Please reproduce exactly the line that carries "What's the underlying" and all remaining lines through the last line of the data, and write nothing else.

▸ GIVEN DATA:
_____

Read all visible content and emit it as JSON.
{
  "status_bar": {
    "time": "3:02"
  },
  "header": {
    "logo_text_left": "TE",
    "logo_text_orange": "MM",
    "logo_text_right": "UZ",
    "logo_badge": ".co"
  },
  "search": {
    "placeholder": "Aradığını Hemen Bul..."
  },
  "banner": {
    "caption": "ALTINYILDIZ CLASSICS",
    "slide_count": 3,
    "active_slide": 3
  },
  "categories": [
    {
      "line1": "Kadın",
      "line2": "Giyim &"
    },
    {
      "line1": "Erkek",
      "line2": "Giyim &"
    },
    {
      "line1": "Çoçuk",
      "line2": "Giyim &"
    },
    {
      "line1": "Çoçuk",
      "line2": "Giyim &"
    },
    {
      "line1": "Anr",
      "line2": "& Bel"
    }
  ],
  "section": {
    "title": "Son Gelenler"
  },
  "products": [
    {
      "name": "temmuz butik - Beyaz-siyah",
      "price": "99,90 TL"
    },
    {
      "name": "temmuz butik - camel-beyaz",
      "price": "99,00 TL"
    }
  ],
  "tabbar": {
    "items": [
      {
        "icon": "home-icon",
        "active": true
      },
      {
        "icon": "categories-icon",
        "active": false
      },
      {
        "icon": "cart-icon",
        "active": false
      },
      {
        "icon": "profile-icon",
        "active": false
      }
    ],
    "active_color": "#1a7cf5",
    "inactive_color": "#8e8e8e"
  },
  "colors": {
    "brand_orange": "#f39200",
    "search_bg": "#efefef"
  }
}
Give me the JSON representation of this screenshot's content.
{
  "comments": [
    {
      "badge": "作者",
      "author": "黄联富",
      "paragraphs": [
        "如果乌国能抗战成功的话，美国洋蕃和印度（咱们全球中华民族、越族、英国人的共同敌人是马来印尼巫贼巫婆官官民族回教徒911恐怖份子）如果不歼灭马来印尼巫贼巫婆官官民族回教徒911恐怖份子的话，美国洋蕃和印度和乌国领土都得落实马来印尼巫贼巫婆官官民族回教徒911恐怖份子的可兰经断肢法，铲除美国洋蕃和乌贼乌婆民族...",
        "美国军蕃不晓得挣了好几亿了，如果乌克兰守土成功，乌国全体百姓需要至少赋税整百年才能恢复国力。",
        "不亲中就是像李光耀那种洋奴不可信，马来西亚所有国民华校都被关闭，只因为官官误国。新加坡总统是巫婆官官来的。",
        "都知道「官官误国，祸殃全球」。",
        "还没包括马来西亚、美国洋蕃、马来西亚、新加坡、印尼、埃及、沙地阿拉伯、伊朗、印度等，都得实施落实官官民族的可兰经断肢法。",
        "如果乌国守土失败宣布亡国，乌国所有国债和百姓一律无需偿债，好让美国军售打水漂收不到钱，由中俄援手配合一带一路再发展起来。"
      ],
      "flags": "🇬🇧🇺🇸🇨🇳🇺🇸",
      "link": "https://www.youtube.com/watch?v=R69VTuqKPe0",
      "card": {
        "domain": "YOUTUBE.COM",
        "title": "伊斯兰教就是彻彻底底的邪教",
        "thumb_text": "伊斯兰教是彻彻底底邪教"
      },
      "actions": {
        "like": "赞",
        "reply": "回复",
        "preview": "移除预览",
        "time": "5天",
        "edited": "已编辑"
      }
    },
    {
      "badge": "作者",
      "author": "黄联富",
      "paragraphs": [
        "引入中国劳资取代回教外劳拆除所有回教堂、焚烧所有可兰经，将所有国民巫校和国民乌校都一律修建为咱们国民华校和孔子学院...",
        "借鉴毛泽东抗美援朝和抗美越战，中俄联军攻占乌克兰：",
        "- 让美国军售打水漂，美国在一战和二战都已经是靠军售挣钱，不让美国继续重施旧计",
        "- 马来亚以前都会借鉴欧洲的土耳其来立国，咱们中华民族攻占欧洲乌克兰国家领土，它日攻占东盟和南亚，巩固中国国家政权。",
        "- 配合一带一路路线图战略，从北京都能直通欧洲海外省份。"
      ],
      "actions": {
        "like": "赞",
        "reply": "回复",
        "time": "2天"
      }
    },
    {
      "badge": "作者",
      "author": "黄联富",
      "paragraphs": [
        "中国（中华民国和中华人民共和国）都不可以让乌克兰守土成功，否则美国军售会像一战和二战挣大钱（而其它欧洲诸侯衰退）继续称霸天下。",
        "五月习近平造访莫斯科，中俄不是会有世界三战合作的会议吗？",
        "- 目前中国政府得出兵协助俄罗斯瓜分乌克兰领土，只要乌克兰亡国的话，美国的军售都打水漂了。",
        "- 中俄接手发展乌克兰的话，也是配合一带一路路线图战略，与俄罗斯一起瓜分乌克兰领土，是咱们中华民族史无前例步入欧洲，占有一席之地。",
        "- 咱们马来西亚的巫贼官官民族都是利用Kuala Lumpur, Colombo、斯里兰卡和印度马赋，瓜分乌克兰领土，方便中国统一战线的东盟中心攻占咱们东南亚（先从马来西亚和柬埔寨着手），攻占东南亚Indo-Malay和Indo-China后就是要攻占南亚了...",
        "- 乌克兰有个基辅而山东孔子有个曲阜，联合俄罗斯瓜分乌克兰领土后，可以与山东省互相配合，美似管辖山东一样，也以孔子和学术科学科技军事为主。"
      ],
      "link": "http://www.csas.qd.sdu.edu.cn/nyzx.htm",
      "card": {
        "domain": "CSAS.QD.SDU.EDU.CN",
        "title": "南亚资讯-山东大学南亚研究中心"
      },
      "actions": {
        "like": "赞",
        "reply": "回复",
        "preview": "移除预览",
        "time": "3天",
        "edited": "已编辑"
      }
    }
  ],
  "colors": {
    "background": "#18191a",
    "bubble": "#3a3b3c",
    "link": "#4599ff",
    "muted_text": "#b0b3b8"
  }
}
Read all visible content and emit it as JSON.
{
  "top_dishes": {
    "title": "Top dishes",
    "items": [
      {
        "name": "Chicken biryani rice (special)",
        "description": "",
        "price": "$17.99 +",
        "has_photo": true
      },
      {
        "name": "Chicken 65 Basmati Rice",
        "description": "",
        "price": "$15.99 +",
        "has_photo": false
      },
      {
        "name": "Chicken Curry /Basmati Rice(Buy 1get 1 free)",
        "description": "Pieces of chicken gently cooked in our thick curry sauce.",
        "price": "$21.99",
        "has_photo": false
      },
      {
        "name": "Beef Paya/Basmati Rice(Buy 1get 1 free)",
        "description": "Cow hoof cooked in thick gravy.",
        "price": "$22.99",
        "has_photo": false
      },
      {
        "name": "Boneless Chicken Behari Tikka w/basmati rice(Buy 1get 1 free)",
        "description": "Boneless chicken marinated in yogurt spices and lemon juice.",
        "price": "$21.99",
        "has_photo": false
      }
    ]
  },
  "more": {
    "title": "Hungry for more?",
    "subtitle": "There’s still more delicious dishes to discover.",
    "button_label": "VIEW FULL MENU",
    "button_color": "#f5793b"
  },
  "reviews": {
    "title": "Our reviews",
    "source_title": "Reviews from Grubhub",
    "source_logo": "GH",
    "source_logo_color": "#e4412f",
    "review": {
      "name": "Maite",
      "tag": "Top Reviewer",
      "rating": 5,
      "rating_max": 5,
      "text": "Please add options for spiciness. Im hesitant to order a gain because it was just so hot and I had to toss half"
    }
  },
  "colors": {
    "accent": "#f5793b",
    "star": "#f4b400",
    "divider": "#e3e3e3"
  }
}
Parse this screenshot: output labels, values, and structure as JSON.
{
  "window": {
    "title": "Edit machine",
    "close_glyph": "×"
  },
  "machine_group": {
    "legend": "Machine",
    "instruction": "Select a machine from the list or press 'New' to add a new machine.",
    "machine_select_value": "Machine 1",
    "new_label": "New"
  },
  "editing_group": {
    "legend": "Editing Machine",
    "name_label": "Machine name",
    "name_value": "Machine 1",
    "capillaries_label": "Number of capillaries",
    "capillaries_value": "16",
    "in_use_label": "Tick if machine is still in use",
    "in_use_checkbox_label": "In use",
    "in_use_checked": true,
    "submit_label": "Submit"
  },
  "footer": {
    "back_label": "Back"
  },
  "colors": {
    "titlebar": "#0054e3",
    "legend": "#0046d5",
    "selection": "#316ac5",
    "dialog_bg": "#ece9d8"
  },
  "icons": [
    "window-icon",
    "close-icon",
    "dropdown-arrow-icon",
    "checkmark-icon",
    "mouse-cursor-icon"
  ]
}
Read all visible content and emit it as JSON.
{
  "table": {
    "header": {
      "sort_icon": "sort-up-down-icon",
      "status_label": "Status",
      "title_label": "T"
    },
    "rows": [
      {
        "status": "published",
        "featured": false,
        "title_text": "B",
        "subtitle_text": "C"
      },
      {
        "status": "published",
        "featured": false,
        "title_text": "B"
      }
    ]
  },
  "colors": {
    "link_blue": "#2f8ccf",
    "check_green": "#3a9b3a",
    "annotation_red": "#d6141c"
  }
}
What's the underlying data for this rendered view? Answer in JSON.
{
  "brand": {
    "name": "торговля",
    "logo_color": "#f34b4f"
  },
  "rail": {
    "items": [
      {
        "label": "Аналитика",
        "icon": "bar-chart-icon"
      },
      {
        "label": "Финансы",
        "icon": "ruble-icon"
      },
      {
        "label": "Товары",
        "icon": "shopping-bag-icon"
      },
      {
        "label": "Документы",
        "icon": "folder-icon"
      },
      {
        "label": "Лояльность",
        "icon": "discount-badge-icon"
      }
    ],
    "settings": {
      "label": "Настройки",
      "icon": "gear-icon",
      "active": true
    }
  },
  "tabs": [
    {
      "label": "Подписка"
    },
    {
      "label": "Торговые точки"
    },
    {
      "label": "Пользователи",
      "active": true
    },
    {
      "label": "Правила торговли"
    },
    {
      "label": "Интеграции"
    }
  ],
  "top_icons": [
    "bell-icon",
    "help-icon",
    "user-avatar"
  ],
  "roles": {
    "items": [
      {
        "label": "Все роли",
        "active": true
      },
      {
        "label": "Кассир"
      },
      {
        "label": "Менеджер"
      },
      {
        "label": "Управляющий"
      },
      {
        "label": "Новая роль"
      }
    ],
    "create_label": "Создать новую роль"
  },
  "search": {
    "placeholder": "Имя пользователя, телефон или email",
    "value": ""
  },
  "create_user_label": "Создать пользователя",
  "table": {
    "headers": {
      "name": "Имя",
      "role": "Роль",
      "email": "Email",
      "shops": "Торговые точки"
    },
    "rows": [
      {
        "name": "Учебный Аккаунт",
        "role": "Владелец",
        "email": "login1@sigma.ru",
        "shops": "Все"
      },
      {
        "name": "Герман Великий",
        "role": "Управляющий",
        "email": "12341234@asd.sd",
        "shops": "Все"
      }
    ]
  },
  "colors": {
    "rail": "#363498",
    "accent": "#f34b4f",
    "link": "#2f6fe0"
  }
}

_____

▸ PROBLEM SOLUTION:
What's the underlying data for this rendered view? Answer in JSON.
{
  "brand": {
    "name": "торговля",
    "logo_color": "#f34b4f"
  },
  "rail": {
    "items": [
      {
        "label": "Аналитика",
        "icon": "bar-chart-icon"
      },
      {
        "label": "Финансы",
        "icon": "ruble-icon"
      },
      {
        "label": "Товары",
        "icon": "shopping-bag-icon"
      },
      {
        "label": "Документы",
        "icon": "folder-icon"
      },
      {
        "label": "Лояльность",
        "icon": "discount-badge-icon"
      }
    ],
    "settings": {
      "label": "Настройки",
      "icon": "gear-icon",
      "active": true
    }
  },
  "tabs": [
    {
      "label": "Подписка"
    },
    {
      "label": "Торговые точки"
    },
    {
      "label": "Пользователи",
      "active": true
    },
    {
      "label": "Правила торговли"
    },
    {
      "label": "Интеграции"
    }
  ],
  "top_icons": [
    "bell-icon",
    "help-icon",
    "user-avatar"
  ],
  "roles": {
    "items": [
      {
        "label": "Все роли",
        "active": true
      },
      {
        "label": "Кассир"
      },
      {
        "label": "Менеджер"
      },
      {
        "label": "Управляющий"
      },
      {
        "label": "Новая роль"
      }
    ],
    "create_label": "Создать новую роль"
  },
  "search": {
    "placeholder": "Имя пользователя, телефон или email",
    "value": ""
  },
  "create_user_label": "Создать пользователя",
  "table": {
    "headers": {
      "name": "Имя",
      "role": "Роль",
      "email": "Email",
      "shops": "Торговые точки"
    },
    "rows": [
      {
        "name": "Учебный Аккаунт",
        "role": "Владелец",
        "email": "login1@sigma.ru",
        "shops": "Все"
      },
      {
        "name": "Герман Великий",
        "role": "Управляющий",
        "email": "12341234@asd.sd",
        "shops": "Все"
      }
    ]
  },
  "colors": {
    "rail": "#363498",
    "accent": "#f34b4f",
    "link": "#2f6fe0"
  }
}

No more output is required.